When did you last wear that?
The much-loved local company, Patagonia, recently made a short film titled the “The Stories We Wear.”
I have to admit I loved the concept. In an era when we constantly shop and constantly dispose for new trends, the thought of wearing an article of clothing for 15 years is almost, shall I say, romantic.
In the film, several Patagonia customers shared tales of surf shorts, hiking gear, and cold weather jackets that they’d cherished for two decades, repaired endlessly, and passed down through generations. The original form of recycling, one could say.
As I sit and write this column, I’m wearing a pair of pajamas that my mom once wore. She gave them to me when I went to college. I wore them through undergrad, grad school, and since then, on trips around the world, working. The waist is beginning to tear, tatter, and show the elastic band. They slip from time to time and there a few holes cropping up. Yet, I just tie the knot tighter to keep them upright.
It’s hard to dispose of them. They’re not just PJs to roll around the house in; they’re PJs that I wore baking cookies, hanging Christmas lights, making pancake breakfasts, and watching movie marathons growing up. They are the stories of my childhood, and perhaps, that’s why I find it hard to toss them.
But it’s also about how clothes used to be made. They’re one of the few articles of clothing left in my wardrobe that are made in the USA and have lasted for so many years.
So, that’s why this holiday season as more and more people flock to stores in search of sales, I wonder if we could substitute those sales with stories. Why not give something that has the potential to be a story in itself one day, to be more than a hand-me-down but an heirloom.
Perhaps, it is the minimalist philosophy – “we only need so much” – that enthralls me. But when we live in a world of “more, more, more,” I find myself gravitating to less. Fix it, sew it, love it, clean it, and recycle it.
In the short film, one of Patagonia’s loyal customers, Christo, actually returns a pair of board shorts to the company. He says, “with mixed emotions that I return these boardies to you after 15 years of outstanding service.” Abused and loved, the boardies eventually needed repair. The bottoms of the shorts started to tear and fall apart (after countless surf trips around the world); so, Christo replaced the fabric with that of a beach umbrella. The striped bottoms are eye-catching, needless to say. But, most of all, he sewed a new story into an epic pair of shorts.
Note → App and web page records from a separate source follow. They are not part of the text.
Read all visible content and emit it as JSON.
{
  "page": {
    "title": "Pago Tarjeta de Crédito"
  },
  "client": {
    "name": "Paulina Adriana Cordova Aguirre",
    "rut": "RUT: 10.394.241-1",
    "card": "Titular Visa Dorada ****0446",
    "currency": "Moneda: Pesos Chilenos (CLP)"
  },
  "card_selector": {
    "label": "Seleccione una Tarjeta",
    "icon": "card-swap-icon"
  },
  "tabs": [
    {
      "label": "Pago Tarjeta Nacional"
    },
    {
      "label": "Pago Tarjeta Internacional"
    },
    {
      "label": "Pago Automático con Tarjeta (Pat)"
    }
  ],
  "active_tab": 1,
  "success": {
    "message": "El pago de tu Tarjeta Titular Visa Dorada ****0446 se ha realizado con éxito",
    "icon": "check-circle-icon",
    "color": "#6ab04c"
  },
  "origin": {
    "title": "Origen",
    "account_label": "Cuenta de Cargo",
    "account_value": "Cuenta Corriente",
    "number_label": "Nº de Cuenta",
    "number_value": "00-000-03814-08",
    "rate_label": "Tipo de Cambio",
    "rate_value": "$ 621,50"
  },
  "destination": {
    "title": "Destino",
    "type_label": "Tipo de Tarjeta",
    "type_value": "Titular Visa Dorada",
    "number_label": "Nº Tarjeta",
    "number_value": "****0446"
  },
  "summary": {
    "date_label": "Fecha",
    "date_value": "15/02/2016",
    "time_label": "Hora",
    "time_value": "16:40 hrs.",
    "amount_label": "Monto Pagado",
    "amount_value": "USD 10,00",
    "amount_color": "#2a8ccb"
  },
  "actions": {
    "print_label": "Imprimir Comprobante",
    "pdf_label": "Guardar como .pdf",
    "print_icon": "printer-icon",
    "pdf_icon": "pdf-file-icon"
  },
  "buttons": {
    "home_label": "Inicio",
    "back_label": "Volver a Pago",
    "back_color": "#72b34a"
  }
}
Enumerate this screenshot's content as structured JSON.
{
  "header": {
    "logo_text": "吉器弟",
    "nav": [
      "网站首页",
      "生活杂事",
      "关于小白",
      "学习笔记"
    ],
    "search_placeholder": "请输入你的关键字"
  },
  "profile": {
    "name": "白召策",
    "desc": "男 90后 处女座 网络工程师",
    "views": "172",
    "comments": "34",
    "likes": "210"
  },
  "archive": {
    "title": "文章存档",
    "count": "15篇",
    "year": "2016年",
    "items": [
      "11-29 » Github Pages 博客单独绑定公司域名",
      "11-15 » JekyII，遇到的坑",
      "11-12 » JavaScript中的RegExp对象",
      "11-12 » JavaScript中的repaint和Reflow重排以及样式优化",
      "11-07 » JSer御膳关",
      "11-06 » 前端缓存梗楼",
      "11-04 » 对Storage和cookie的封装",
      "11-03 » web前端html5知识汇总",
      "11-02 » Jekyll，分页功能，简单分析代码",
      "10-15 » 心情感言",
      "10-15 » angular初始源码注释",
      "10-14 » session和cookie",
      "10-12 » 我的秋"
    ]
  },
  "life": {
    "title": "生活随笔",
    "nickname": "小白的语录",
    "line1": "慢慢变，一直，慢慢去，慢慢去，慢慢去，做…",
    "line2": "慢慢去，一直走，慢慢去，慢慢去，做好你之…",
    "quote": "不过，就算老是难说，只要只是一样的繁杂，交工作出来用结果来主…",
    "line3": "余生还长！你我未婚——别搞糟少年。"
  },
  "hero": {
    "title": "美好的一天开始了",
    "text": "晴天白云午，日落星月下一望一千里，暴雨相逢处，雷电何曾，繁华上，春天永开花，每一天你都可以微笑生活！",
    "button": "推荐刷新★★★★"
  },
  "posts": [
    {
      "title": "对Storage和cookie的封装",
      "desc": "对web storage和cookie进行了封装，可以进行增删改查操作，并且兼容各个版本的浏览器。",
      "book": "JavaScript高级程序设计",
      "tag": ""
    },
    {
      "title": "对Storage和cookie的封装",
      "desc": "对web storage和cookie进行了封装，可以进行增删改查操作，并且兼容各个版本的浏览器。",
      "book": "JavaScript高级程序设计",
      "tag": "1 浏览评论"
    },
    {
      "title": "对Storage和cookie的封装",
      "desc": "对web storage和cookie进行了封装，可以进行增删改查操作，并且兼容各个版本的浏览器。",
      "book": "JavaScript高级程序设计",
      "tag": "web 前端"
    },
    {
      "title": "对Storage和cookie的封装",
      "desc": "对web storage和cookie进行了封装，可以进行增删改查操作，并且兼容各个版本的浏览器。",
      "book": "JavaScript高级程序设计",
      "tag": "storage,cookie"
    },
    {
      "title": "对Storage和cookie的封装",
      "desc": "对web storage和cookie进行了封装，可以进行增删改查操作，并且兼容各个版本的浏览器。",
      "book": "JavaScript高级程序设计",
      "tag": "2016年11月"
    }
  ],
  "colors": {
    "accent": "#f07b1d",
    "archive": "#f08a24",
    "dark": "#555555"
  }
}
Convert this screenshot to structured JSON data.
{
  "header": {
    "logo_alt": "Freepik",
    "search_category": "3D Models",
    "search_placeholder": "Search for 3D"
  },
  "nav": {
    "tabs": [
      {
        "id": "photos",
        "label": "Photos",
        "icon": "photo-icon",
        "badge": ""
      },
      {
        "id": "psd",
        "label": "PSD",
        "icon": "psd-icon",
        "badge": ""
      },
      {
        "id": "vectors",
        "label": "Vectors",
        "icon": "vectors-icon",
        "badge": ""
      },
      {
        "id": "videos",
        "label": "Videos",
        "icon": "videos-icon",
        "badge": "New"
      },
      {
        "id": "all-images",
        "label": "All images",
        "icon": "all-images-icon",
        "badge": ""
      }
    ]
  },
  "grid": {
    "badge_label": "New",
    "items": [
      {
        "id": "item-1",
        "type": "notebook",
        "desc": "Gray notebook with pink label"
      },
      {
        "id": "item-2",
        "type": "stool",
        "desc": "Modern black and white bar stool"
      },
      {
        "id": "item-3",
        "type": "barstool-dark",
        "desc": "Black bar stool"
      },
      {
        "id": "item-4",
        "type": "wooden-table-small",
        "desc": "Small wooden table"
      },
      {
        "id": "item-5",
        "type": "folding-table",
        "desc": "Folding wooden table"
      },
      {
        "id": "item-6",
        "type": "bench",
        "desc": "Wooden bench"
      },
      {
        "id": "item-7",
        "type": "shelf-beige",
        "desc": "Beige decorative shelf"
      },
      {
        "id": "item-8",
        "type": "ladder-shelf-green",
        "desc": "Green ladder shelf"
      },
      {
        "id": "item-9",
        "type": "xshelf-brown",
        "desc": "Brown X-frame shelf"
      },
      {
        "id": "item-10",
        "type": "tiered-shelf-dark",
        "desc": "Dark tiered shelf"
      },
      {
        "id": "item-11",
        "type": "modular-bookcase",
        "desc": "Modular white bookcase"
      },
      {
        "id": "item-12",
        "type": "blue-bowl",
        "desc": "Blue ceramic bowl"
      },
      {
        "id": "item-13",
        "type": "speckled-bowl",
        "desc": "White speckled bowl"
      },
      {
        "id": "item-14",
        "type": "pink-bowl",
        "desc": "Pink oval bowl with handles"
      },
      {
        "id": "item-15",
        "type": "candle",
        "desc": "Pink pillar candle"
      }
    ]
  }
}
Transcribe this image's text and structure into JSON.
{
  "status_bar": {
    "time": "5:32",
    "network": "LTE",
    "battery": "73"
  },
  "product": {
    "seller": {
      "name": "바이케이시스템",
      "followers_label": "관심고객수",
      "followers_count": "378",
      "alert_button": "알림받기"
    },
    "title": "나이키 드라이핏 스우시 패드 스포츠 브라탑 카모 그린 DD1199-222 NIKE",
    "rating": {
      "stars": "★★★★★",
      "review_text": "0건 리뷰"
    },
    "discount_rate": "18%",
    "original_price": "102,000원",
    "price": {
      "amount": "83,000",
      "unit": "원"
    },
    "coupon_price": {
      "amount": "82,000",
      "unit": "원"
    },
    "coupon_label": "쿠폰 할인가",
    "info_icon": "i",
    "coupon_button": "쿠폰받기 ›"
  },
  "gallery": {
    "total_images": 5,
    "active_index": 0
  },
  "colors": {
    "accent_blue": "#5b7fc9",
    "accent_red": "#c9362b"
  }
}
Another one of Patagonia’s customers, Kristin, has hiked over 10,000 miles across the United States solo. However, she always has her trusty “friend,” she says – a blue fleece, striped hat that she’s owned since she was 9 years old.
Sure, the film is a great marketing tool for Patagonia. But it’s also part of the company’s ethos, which they’ve turned into a formal recycling program (The Common Threads Initiative): return any worn out Patagonia gear (like Christo’s board shorts) and the company will recycle it into new fabric, new clothes – and new stories.
Two years ago, on Black Friday, the company ran an ad in the New York Times, advising customers to think twice before making a purchase (even though Patagonia is a retail company, essentially selling stuff). The ad stated that the Common Threads Initiative was created:
“to lighten our environmental footprint, everyone needs to consume less. Businesses need to make fewer things but of higher quality. Customers need to think twice before they buy. Why? Everything we make takes something from the planet we can’t give back.”
Yvon Choulnard, founder of Patagonia, said, “The economy we live in is marked by “not enough.”
It’s tricky, though. We think we don’t have enough. Yet, reality is we have more than enough. Just think of all the tales one piece of clothing can provide: it’s in abundance, actually.
So, what are the stories you’ll be wearing this holiday season?
This originally appeared in the Ventura County Star.